Basinger drove in the final seconds but faced tight defense and his shot came up short with 2 seconds remaining, sending the game into overtime.

Just 10 seconds into the extra session, Schnipke — who had 24 in a 57-46 semifinal win over Cleveland Heights Lutheran East — poured in a 3 from the left corner.

With Oak Hill down by those same three points and 32 seconds left, Borden hit another tying 3 while falling down in front of the Oaks’ bench.

‘‘That, to me, was an unbelievable shot,’’ Kortokrax said.

Ryan Kleman’s 3 with 3 seconds left was far short, assuring the second OT.

The teams traded leads until Ondera spun in a layup while being fouled with 2:04 left. But the foul was ruled to have come before the shot. Nonetheless, Ondera hit both free throws for a 44-43 lead.

Kalida then turned the ball over with 1:27 left on an over-and-back call, even though it appeared the Oak Hill’s Jesse Slone had tipped the ball over the midcourt line.

‘‘To win this thing, you need a break — and that was probably our break,’’ Persin said.

There were several near steals and tense moments before Hale was fouled with 19.1 seconds left. He drilled both free throws for a 46-43 lead.

First Basinger and then Schnipke missed desperate 3s before Ondera rebounded, was fouled, and put the game out of reach.

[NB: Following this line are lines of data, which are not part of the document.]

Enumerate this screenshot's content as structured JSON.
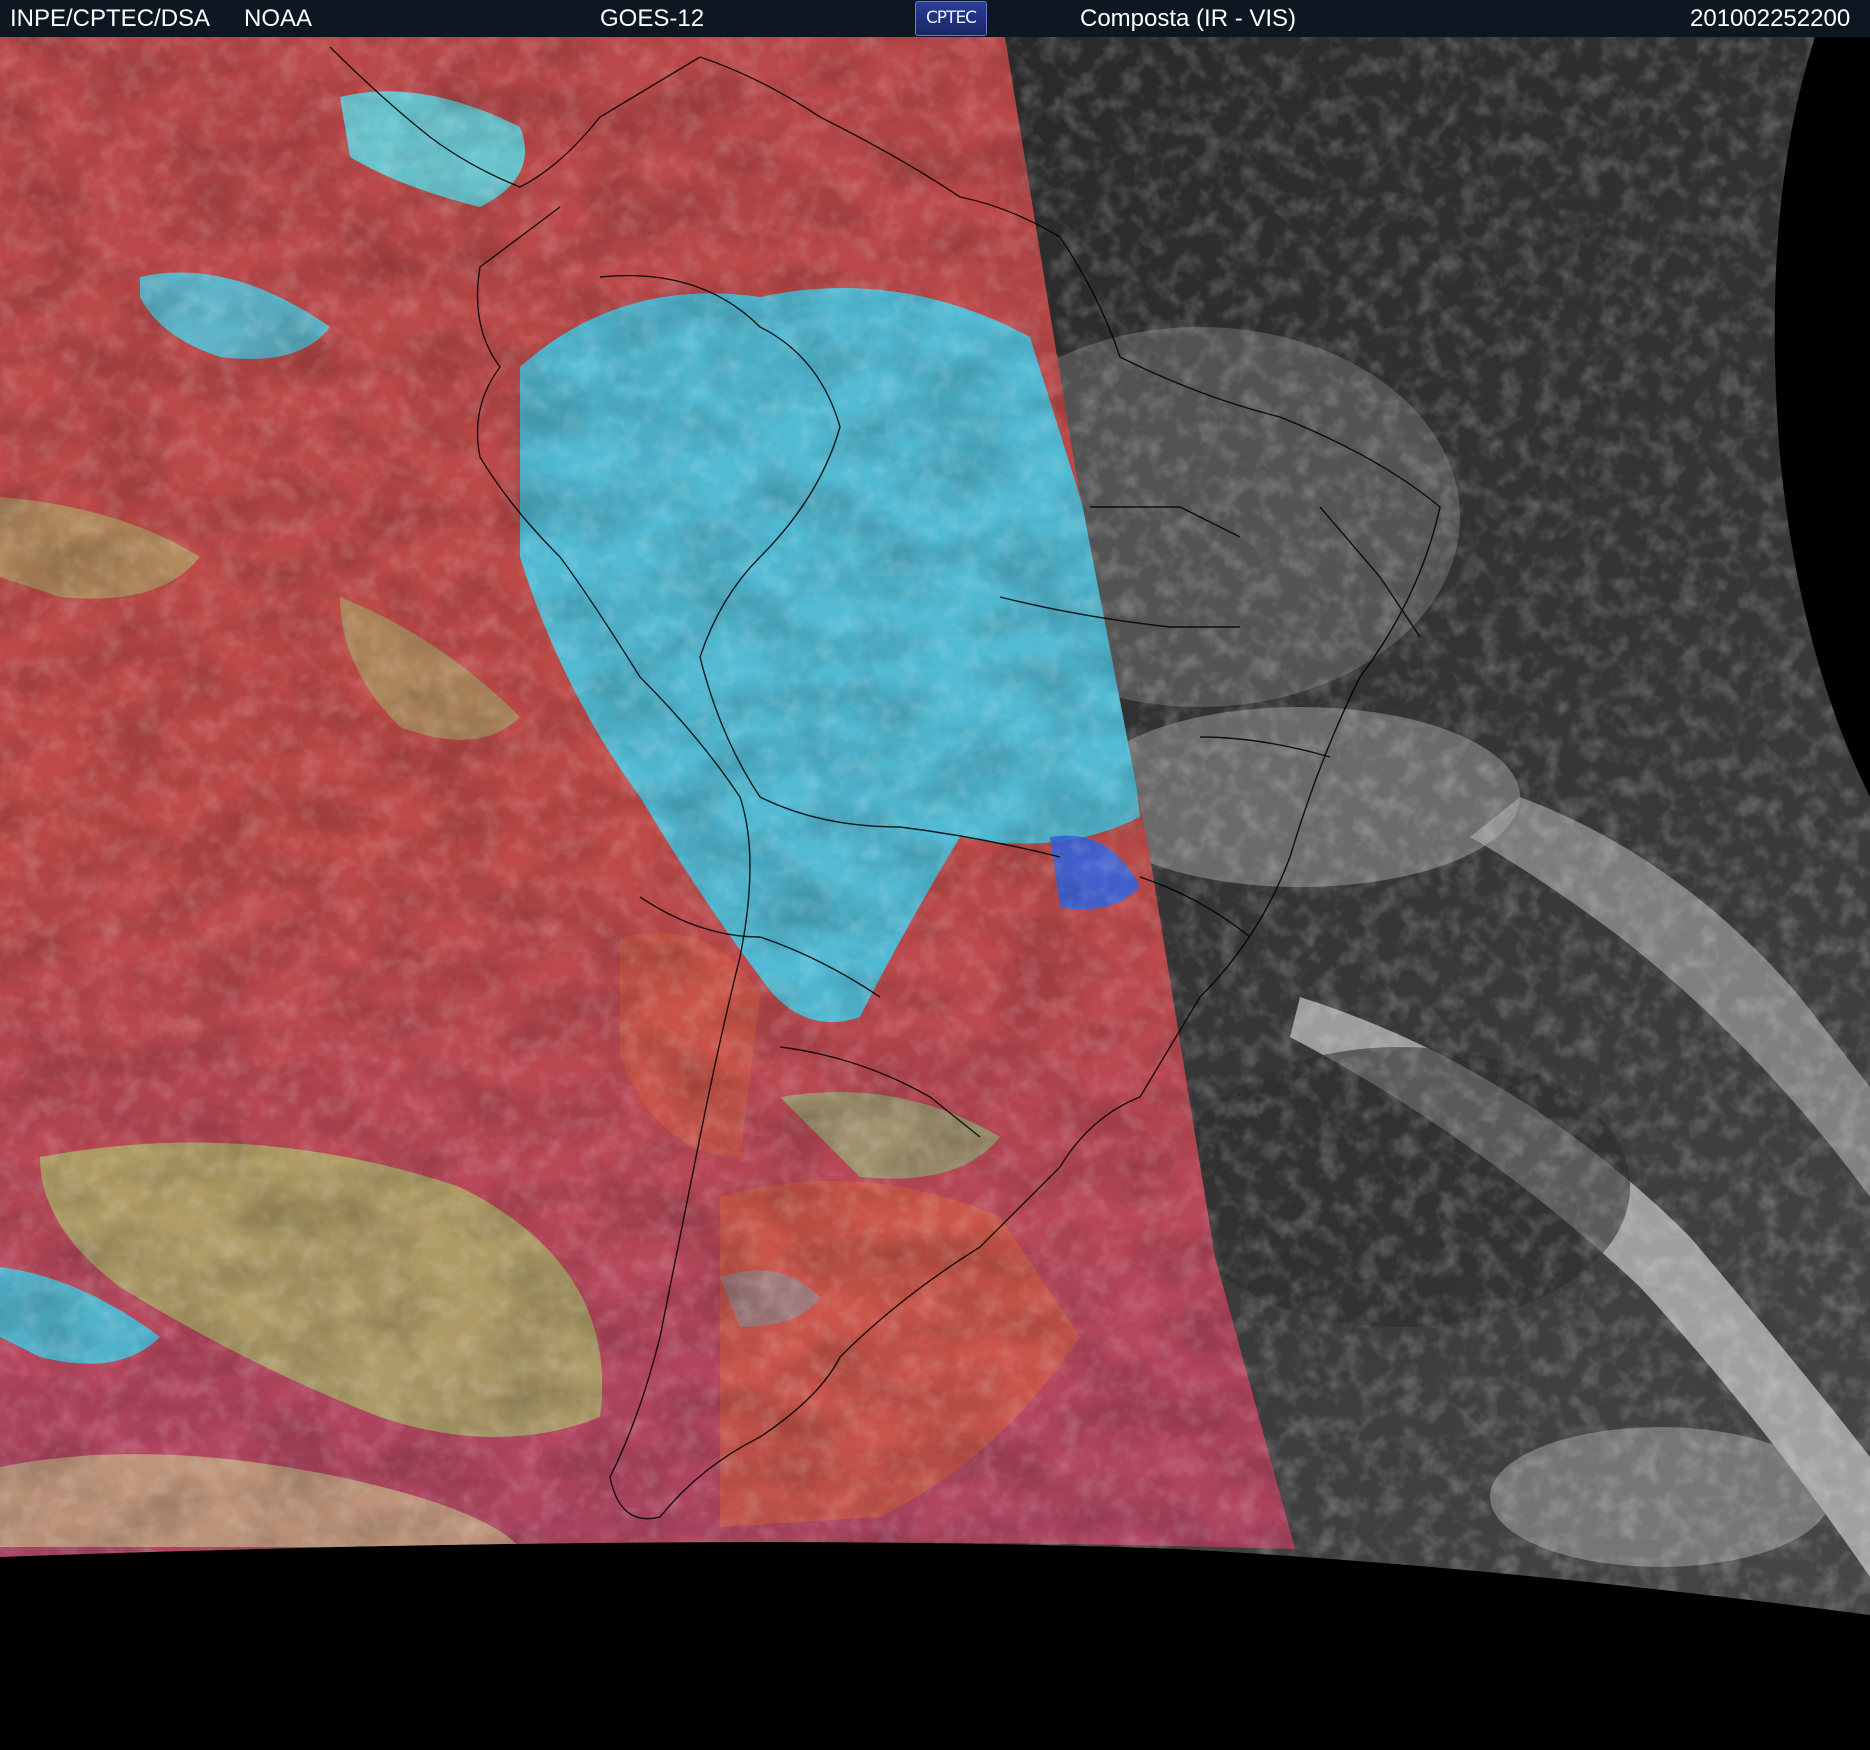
{
  "header": {
    "source": "INPE/CPTEC/DSA",
    "agency": "NOAA",
    "satellite": "GOES-12",
    "logo_text": "CPTEC",
    "product": "Composta (IR - VIS)",
    "timestamp": "201002252200"
  },
  "colors": {
    "header_bg": "#0c1722",
    "ir_ocean": "#b8424a",
    "ir_cloud_cyan": "#38d8f0",
    "ir_cloud_green": "#a8d070",
    "vis_ocean": "#2a2a2a",
    "vis_cloud": "#d8d8d8",
    "space": "#000000"
  }
}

‘‘It’s great knowing that everybody who comes through town will see that we won a state championship,’’ Ondera said of the signs that are bolted to the city limits markers in many burgs around the state. ‘‘When I get older, I can tell my kids that I won the state championship in ’09. And I can’t wait to get back home and celebrate.’’